The API Filstar XPL is slightly louder than my old canister filter, however it is still quieter than hang on back (HOB) filters and far quieter than air driven sponge filters. The 125 gallon aquarium that I use this filter with is located in my bedroom so noise is an important factor for me. While I can definitely hear it, it isn’t loud enough to become a problem and both myself and my wife are able to sleep right through it as just white noise.
Priming this filter is actually really easy compared to the cheap knock off this replaced. The cheaper filter had a priming button on it, which served as a manual water pump that you would keep pressing until water began to flow into the filter. It never really worked well though, resulting in a lot of pumping before the thing would fill with water. With the API Filstar XPL however there is a cap on the intake tubing that you can unscrew allowing you to pour water directly into the intake tubing. Once you fill the tubing, you put the cap back on, then lock down the quick release on the canister (and thus opening the water values). The water falling into the canister from the intake tube creates a suction from the aquarium that fills up the canister. Once filled, you plug it in and it will start pumping.
The API Filstar XPL is really actually a great filter for its price. Fluval does not offer anything for a 125 gallon aquarium that is appropriate (their highest standard filter is only 90g, and the FX5 is for 400 gallons!) and Eheim is more the double the cost and has been getting some pretty bad reviews in their newest models. Most of the alternatives are knock off brands which I tried before getting this filter, and ultimately I ended up wasting my money going with one of them.
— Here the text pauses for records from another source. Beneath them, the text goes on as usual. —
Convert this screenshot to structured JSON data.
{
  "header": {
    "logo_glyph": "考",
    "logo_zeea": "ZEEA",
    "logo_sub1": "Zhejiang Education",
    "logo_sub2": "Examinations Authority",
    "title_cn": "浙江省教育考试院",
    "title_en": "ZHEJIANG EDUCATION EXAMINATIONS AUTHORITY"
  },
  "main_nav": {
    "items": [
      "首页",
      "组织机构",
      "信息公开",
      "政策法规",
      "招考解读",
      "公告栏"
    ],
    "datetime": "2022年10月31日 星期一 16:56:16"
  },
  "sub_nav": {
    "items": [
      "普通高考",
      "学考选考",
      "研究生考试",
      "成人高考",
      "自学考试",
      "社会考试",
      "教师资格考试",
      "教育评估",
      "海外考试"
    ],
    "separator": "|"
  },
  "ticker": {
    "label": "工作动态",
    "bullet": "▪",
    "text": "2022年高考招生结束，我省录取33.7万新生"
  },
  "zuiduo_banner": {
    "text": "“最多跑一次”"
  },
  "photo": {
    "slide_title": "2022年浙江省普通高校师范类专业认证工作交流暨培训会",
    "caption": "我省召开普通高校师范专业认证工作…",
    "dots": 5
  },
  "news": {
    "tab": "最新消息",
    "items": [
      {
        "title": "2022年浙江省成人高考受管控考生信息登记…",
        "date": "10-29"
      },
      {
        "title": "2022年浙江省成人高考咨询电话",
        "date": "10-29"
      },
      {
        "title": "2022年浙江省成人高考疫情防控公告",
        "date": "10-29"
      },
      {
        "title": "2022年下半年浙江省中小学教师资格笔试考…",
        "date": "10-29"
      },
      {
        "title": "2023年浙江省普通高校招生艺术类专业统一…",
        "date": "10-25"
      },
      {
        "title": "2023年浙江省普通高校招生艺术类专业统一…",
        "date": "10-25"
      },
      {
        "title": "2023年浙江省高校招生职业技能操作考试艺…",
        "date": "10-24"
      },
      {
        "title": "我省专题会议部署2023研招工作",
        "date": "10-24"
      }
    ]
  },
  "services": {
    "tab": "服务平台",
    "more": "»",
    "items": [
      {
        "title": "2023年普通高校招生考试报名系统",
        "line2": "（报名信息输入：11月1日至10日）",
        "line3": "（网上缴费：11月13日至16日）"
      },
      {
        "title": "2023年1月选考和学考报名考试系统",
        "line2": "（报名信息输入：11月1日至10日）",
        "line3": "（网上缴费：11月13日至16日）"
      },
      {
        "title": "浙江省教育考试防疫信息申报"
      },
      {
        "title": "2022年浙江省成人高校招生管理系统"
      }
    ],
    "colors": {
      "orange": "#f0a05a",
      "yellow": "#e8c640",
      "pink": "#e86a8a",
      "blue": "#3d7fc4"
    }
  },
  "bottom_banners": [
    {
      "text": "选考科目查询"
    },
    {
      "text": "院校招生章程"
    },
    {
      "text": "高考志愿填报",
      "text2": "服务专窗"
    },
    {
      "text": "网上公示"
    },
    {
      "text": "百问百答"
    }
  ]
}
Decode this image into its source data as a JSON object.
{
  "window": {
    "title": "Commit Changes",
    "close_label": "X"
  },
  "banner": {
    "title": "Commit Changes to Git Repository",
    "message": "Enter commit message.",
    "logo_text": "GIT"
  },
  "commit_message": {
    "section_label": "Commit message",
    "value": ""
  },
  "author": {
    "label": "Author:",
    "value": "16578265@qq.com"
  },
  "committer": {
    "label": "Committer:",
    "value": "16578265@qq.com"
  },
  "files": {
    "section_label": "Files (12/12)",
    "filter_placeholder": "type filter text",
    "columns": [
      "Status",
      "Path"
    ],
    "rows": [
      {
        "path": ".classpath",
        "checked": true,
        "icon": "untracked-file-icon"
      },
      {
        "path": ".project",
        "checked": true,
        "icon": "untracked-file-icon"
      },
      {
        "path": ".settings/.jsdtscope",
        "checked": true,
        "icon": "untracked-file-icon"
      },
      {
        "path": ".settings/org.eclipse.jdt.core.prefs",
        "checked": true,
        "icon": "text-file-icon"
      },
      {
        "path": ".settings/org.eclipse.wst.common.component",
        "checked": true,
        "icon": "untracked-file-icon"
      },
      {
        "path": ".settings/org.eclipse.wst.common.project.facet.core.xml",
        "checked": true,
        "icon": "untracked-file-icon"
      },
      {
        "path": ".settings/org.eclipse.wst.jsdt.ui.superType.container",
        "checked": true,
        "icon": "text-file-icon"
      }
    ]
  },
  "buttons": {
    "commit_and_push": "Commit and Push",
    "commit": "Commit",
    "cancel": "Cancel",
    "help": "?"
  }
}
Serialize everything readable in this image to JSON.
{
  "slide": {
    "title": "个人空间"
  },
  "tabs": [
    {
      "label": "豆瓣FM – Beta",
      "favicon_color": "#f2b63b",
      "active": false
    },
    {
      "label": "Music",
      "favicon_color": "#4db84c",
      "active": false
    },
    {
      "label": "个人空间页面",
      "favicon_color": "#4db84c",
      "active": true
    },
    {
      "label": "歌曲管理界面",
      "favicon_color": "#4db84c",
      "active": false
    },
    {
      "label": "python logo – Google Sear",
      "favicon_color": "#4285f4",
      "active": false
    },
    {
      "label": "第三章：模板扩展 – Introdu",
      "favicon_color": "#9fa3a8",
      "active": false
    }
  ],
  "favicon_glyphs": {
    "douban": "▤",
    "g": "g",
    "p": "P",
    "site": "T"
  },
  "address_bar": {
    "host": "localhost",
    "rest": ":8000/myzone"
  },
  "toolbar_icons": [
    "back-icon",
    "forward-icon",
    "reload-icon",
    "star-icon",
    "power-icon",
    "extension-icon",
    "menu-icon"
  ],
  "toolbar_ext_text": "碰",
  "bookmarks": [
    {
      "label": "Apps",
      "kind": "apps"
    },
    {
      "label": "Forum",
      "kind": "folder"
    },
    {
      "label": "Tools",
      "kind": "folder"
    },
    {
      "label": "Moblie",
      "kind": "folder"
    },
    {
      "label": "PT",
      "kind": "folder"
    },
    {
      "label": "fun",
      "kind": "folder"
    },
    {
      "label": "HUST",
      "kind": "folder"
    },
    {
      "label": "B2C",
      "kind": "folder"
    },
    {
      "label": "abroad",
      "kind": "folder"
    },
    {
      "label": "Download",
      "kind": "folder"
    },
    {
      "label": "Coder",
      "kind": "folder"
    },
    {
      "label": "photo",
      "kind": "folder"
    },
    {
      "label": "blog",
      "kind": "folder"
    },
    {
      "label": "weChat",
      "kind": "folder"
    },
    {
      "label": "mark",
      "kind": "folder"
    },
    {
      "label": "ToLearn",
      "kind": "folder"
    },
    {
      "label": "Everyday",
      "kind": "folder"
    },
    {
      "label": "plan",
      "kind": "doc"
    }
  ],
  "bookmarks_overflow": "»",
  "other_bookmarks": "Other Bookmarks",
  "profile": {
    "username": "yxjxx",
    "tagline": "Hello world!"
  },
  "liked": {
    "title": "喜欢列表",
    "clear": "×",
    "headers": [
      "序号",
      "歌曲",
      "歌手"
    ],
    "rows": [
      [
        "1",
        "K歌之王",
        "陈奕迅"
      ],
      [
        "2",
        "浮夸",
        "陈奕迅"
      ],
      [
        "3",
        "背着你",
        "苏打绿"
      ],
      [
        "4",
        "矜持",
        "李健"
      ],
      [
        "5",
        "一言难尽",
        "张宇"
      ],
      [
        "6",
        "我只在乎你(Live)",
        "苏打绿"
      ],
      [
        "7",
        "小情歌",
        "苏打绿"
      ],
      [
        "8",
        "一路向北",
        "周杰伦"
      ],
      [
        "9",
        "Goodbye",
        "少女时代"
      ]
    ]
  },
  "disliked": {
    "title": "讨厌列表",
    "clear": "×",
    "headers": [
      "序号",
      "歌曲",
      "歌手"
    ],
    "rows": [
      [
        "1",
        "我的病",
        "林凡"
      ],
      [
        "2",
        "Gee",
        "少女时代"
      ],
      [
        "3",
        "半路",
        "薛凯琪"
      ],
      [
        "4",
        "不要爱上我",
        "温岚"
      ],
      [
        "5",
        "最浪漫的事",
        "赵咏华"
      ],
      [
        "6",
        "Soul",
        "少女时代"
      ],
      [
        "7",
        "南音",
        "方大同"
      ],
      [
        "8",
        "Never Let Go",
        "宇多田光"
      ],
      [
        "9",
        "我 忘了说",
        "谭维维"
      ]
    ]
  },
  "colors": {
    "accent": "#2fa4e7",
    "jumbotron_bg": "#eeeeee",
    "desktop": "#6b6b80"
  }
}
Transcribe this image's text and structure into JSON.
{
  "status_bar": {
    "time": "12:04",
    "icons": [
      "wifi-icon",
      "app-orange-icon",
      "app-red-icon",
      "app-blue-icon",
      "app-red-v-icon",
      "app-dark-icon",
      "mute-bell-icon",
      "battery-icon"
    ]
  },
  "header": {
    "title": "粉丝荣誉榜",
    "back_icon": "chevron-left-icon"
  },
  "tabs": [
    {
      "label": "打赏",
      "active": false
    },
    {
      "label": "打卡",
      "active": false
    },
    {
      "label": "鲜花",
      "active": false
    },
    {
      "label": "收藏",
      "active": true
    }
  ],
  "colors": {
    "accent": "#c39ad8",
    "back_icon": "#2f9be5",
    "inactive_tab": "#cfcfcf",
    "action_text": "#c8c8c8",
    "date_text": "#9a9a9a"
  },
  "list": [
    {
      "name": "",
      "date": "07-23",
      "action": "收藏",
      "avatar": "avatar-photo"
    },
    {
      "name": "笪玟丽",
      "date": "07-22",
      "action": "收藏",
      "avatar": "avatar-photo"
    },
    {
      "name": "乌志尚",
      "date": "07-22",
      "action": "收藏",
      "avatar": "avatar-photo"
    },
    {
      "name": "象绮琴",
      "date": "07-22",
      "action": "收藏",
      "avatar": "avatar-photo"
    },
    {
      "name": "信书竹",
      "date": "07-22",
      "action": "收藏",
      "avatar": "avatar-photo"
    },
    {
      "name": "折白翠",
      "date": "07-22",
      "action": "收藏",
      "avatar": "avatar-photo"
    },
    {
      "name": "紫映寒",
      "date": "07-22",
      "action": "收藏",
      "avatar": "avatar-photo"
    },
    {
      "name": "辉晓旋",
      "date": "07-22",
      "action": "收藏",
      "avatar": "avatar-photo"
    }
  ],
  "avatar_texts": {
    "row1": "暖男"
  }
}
The only thing keeping this from being the absolute best filter in my book is the difficulty in getting the plumping connected up, and the lack of a spray bar for the output. As of yet you can not buy a spray bar, but you can still find older Rena XP3 accessory trays out there for sale that do include a spray bar.